### To do
From the listing below, pick out each line with the word "Resolution".

### Provided entries
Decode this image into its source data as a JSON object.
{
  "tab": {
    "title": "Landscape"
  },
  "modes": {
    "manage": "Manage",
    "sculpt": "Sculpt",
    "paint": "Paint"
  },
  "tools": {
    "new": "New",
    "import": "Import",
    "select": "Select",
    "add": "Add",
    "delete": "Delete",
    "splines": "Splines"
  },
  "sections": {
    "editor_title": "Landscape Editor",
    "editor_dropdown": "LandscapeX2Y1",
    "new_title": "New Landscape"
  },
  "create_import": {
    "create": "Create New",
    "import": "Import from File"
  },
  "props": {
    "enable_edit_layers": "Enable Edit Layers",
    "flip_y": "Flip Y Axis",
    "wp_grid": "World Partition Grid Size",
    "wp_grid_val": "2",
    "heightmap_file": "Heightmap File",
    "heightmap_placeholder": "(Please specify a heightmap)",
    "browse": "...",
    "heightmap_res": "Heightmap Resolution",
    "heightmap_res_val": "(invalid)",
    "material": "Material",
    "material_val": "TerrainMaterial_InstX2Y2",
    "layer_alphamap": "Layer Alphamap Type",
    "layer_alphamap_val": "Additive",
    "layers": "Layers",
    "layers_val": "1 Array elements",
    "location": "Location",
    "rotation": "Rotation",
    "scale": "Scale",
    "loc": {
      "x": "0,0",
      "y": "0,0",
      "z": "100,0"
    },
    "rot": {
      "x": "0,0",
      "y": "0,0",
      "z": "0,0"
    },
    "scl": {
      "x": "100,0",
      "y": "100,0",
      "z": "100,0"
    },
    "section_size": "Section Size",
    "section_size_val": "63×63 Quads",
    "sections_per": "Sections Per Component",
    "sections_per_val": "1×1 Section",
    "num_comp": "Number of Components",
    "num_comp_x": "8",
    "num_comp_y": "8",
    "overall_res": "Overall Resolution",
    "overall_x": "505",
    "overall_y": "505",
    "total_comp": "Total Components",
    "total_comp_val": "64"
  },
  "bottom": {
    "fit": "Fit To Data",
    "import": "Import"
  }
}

### Response box
    "heightmap_res": "Heightmap Resolution",
    "overall_res": "Overall Resolution",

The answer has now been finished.